One more thing I should mention about this configuration. There also appear to the right of the smallest of the 3 broken off rhodo branches two slender but quite sturdy “roots”, looking almost like antennae. This didn’t seem natural either, and I couldn’t figure out if these two very similar “branches” were actually roots or stems of some plants, or if they were broken off in the first place. I may have to return to this spot for more investigating, then.


Shifting now to a totally new blog location, we have Fi, certainly not as mysterious as Concreek yet, but still worthy of inclusion here. The place is in Frank Park once more, and somewhat between Norris Branch and Whitehead Crossing, southwest of the Woods of Howl. The two creeks involved, both tributaries of Green Stream like Whitehead Brook and Concreek, have also not be discussed in this blog yet, but come together not far downstream from the site of the below pictures (which seem to indicate several lichen tinted, derelict *temples*) These are just some preliminary photos, and I’ll return to this location soon for more blog storytelling. A preliminary name for this “temple” site is Fifill, and there seems to be a complementary and perhaps antagonistic Fifole to deal with here as well in this Land of Fi.



Solitary white rock that seems to be an indicator of something.

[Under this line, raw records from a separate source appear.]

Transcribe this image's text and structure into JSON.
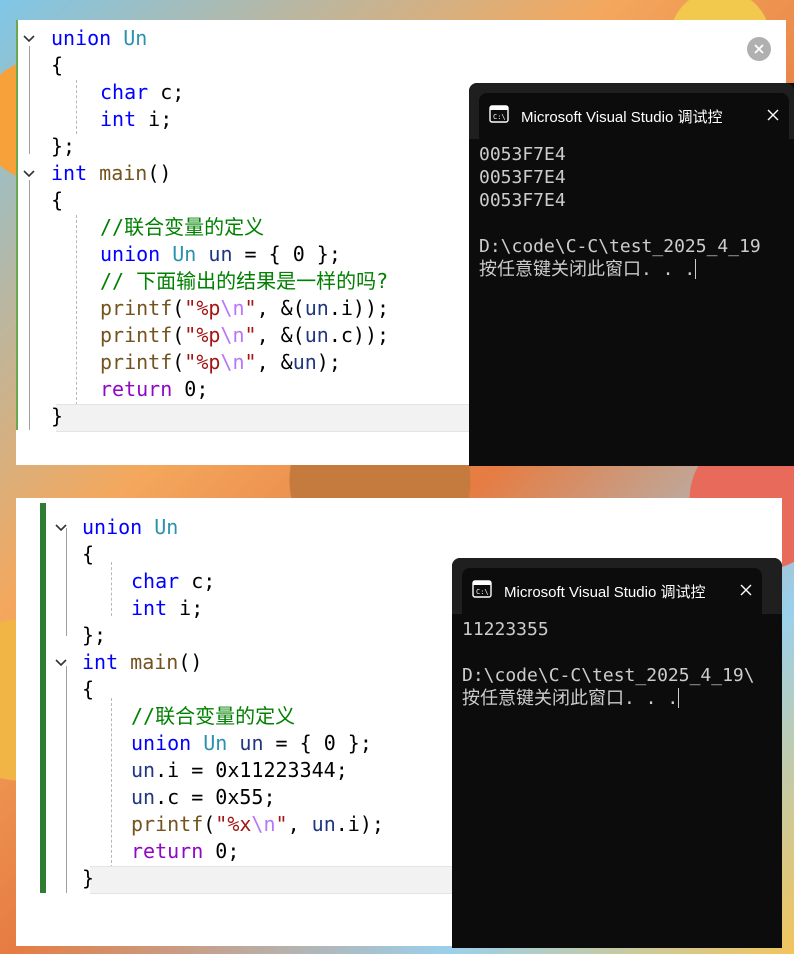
{
  "editor1": {
    "lines": {
      "l1_kw": "union",
      "l1_type": "Un",
      "l2": "{",
      "l3_kw": "char",
      "l3_rest": " c;",
      "l4_kw": "int",
      "l4_rest": " i;",
      "l5": "};",
      "l6_kw": "int",
      "l6_fn": "main",
      "l6_rest": "()",
      "l7": "{",
      "l8_cmt": "//联合变量的定义",
      "l9_kw": "union",
      "l9_type": "Un",
      "l9_var": "un",
      "l9_rest": " = { 0 };",
      "l10_cmt": "// 下面输出的结果是一样的吗?",
      "l11_fn": "printf",
      "l11_a": "(",
      "l11_str1": "\"%p",
      "l11_esc": "\\n",
      "l11_str2": "\"",
      "l11_b": ", &(",
      "l11_var": "un",
      "l11_c": ".i));",
      "l12_fn": "printf",
      "l12_a": "(",
      "l12_str1": "\"%p",
      "l12_esc": "\\n",
      "l12_str2": "\"",
      "l12_b": ", &(",
      "l12_var": "un",
      "l12_c": ".c));",
      "l13_fn": "printf",
      "l13_a": "(",
      "l13_str1": "\"%p",
      "l13_esc": "\\n",
      "l13_str2": "\"",
      "l13_b": ", &",
      "l13_var": "un",
      "l13_c": ");",
      "l14_kw": "return",
      "l14_rest": " 0;",
      "l15": "}"
    }
  },
  "console1": {
    "title": "Microsoft Visual Studio 调试控",
    "output": "0053F7E4\n0053F7E4\n0053F7E4\n\nD:\\code\\C-C\\test_2025_4_19\n按任意键关闭此窗口. . ."
  },
  "editor2": {
    "lines": {
      "l1_kw": "union",
      "l1_type": "Un",
      "l2": "{",
      "l3_kw": "char",
      "l3_rest": " c;",
      "l4_kw": "int",
      "l4_rest": " i;",
      "l5": "};",
      "l6_kw": "int",
      "l6_fn": "main",
      "l6_rest": "()",
      "l7": "{",
      "l8_cmt": "//联合变量的定义",
      "l9_kw": "union",
      "l9_type": "Un",
      "l9_var": "un",
      "l9_rest": " = { 0 };",
      "l10_var": "un",
      "l10_rest": ".i = 0x11223344;",
      "l11_var": "un",
      "l11_rest": ".c = 0x55;",
      "l12_fn": "printf",
      "l12_a": "(",
      "l12_str1": "\"%x",
      "l12_esc": "\\n",
      "l12_str2": "\"",
      "l12_b": ", ",
      "l12_var": "un",
      "l12_c": ".i);",
      "l13_kw": "return",
      "l13_rest": " 0;",
      "l14": "}"
    }
  },
  "console2": {
    "title": "Microsoft Visual Studio 调试控",
    "output": "11223355\n\nD:\\code\\C-C\\test_2025_4_19\\\n按任意键关闭此窗口. . ."
  },
  "icons": {
    "fold": "chevron-down-icon",
    "terminal": "terminal-icon",
    "close": "close-icon"
  },
  "colors": {
    "keyword": "#0000ff",
    "control_keyword": "#8f08c4",
    "type": "#2b91af",
    "function": "#74531f",
    "string": "#a31515",
    "escape": "#b776fb",
    "comment": "#008000",
    "variable": "#1f377f",
    "console_bg": "#0c0c0c"
  }
}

Tree mushroom.



Filed under Fi, Frank Park, Maine, MAPS, Norris Brook, Whitehead Crossing